Assigned task
Copy each line below that includes "JSON".

Data records for software interfaces

***

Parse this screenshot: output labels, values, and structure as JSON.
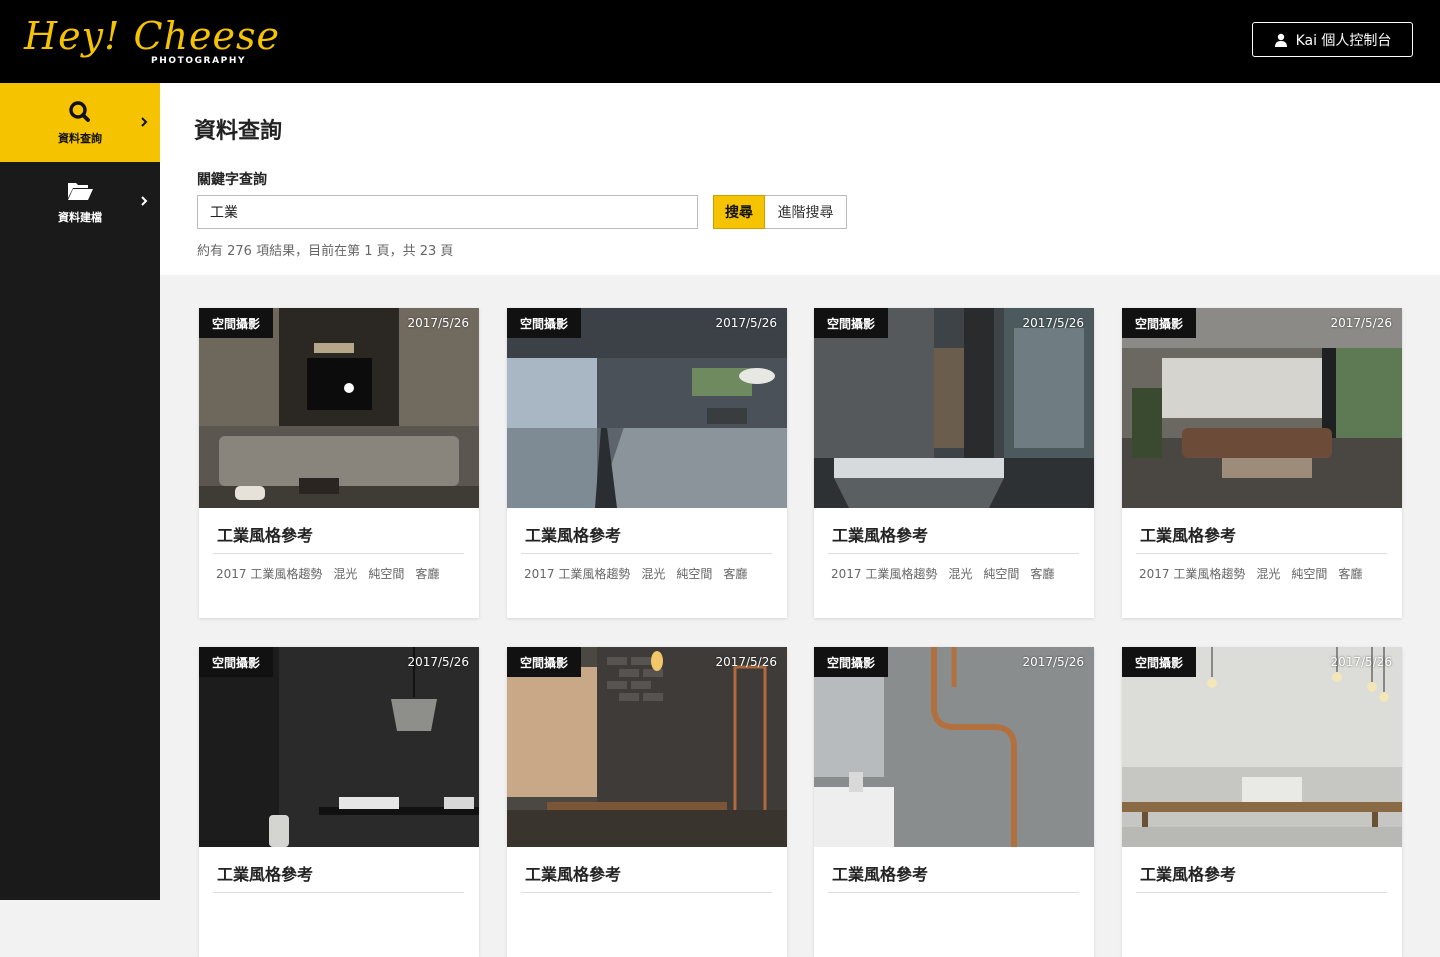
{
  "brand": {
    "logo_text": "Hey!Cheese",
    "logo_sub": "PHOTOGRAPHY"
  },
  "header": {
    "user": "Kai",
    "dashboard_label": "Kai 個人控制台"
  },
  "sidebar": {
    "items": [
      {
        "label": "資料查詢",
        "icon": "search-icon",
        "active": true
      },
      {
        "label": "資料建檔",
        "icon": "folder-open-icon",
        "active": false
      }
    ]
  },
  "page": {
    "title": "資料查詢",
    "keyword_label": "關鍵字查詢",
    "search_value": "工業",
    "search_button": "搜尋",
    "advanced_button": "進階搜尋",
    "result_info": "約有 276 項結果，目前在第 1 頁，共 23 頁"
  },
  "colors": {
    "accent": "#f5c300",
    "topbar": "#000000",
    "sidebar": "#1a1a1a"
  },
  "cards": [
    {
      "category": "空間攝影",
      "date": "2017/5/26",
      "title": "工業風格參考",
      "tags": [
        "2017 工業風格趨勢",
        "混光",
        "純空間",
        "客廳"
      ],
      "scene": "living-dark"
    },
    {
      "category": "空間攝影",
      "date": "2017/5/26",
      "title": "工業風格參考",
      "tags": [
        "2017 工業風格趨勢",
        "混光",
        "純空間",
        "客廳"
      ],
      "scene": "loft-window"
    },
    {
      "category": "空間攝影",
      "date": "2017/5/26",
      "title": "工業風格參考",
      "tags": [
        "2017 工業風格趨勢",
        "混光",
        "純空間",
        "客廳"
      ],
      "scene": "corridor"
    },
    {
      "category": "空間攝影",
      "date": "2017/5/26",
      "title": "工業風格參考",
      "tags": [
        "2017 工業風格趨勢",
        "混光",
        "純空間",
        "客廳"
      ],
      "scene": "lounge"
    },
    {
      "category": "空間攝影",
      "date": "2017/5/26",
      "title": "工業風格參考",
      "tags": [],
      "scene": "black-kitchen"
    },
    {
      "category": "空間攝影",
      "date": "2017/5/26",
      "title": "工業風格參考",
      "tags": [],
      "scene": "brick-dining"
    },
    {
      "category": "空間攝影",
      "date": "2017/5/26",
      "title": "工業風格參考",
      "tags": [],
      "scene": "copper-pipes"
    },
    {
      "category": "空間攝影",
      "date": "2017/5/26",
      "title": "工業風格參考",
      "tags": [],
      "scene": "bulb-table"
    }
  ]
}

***

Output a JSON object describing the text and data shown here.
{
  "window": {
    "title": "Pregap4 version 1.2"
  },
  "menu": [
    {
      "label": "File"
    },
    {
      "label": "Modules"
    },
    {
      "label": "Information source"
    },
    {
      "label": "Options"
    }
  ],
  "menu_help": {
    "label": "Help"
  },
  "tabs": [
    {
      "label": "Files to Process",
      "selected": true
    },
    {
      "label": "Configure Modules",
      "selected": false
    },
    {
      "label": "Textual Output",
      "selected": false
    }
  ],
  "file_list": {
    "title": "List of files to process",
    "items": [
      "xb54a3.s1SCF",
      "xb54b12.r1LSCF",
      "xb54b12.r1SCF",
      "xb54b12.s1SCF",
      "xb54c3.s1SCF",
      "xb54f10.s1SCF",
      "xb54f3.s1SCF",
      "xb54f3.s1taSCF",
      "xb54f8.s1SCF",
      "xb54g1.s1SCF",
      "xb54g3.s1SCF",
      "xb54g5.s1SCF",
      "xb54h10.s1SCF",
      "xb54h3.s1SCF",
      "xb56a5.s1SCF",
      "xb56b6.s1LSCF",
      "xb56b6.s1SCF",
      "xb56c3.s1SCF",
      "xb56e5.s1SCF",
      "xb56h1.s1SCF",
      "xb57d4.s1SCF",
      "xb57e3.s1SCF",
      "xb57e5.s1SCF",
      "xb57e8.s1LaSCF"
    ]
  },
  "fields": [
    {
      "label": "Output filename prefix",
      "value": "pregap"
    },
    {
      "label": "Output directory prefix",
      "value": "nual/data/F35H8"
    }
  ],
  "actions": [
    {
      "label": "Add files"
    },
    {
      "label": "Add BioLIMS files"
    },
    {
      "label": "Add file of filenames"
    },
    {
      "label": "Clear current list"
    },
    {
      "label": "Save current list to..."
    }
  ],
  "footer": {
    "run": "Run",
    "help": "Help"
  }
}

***

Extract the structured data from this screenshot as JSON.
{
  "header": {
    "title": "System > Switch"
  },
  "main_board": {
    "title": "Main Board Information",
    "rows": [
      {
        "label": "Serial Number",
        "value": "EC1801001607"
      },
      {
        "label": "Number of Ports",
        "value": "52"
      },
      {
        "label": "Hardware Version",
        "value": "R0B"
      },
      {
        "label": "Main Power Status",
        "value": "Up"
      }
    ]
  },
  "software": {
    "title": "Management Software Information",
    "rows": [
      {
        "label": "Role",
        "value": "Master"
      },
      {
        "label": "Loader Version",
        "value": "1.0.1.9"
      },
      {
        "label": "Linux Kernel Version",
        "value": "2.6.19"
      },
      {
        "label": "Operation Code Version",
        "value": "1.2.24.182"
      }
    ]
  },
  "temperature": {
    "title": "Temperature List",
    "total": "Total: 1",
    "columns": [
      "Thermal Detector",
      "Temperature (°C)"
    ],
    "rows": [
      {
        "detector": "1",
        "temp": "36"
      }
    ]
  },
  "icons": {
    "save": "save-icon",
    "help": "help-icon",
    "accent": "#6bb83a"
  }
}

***

Response
Parse this screenshot: output labels, values, and structure as JSON.
Output a JSON object describing the text and data shown here.
Extract the structured data from this screenshot as JSON.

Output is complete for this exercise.